My excitement was palpable as I grabbed my camera. She said it was okay for me to run ahead to a good vantage point. The sun was sinking below the horizon as a brilliant glow stretched across the lower part of the sky. Dark clouds accented the space above.

Santa Fe sunset
As I regrouped with my friend, she spoke to a stranger nearby and said, “It is so good to live here and have this!” The other person grinned and said, “Yes, and you even came out on crutches to see.”

And that is what a gorgeous summer evening and the promise of a great show of light does.

"Heartfire", 48 x 36 inches, oil on linen by Steven Boone

Sunday, October 14, 2012

The Sky Above, The Earth Below

The sky above, the earth below. So is human existence given reference and meaning by nature.

The sky represents limitless possibility, spirituality, constant change, and by the succession of light and darkness—advancement, retrograde, and the struggle for progress. The earth represents nature, sustenance, and the cycle of life and death.

How potent is the combination of earth and sky! In between is a horizon where the two meet.
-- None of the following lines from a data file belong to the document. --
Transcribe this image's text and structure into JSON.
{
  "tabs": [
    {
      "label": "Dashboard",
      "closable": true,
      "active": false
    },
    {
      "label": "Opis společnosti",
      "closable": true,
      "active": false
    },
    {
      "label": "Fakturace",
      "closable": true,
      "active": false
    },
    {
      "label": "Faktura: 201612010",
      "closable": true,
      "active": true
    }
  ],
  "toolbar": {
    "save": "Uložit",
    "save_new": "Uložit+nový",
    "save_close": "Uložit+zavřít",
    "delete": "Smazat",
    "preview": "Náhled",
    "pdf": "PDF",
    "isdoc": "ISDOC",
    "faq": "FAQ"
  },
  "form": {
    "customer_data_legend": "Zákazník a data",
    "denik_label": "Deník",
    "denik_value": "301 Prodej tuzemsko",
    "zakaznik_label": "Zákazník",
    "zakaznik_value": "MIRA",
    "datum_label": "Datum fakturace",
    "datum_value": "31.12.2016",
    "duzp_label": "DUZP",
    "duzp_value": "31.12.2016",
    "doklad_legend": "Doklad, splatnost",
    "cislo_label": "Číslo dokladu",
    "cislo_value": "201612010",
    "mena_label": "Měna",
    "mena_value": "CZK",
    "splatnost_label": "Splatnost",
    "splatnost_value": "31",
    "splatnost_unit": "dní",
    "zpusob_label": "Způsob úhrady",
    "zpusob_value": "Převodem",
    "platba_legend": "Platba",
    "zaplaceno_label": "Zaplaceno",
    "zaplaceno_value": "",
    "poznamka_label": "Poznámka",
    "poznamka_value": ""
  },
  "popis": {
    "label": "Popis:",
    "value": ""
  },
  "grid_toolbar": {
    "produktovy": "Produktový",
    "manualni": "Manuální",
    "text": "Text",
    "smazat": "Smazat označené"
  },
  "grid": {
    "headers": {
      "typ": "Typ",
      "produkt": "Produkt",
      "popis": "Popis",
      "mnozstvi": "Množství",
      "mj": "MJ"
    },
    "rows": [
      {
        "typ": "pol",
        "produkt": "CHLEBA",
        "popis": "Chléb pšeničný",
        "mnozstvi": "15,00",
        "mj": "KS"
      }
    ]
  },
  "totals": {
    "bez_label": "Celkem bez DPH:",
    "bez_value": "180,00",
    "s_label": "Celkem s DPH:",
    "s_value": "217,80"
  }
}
Two days ago, the autumn winds blew chilly air over Santa Fe, and marked the end of summer. The skies grew dark with clouds and hail fell down with a rat-a-tat-tat sound. My gallery closed at five o'clock, and I knew by the battle going on above, with glinting light darting down through the moving holes in the clashing clouds, that I must find a place to watch and photograph the drama unfold. I asked Heidi Of The Mountains if she wanted to go with me, but she declined and said she would meet me at a friend’s house on the outskirts of town where we are house sitting.

I drove to a park that overlooks Santa Fe, and walked in the cold, blowing rain. Not a soul was around as I looked toward the sun, blocked by clouds in the west—but the view was a grey one. Nevertheless, I knew the potential existed for a fantastic sight because everything was changing rapidly. Cold, I got in my car and began driving to the house.

When I reached a two-lane highway going out of town, the sky was changing drastically. The setting sun was shooting rays of light low on the horizon and an ethereal color permeated the pregnant air. When I saw a rainbow, I pulled over to find a vantage point to capture it. I climbed a hill, but was stopped by a barbed-wire fence. Looking behind in the opposite direction I saw the plains and mountains veiled in supernal light. By now my artistic soul was completely enamored and excited. I had to find the perfect vantage to take pictures, even though I had no coat and was wet and shivering. Then my cell phone rang with Heidi complaining she was lost. I was only partly hearing her because my attention was focused on the sunset. Frustrated, she shouted in exasperation. I was torn, because the grand moment was about to disappear. I tried giving her instructions that she barely understood, and hung up. Turning once again to the drama unfolding, to my dismay, just then my camera battery gave out! Heidi called again, and I began driving back toward town to meet her. Along the way, I saw one of the most fantastic sunsets I have ever witnessed, and felt awe but also was chagrined that I could not photograph.
When it was all over and we safely arrived in the dark at the house on a mountainside, I felt something special had occurred, and while I “captured” some of it, the wild performance of earth and sky let me play along but could never agree to stop and wait.

Click to see more artistic photography.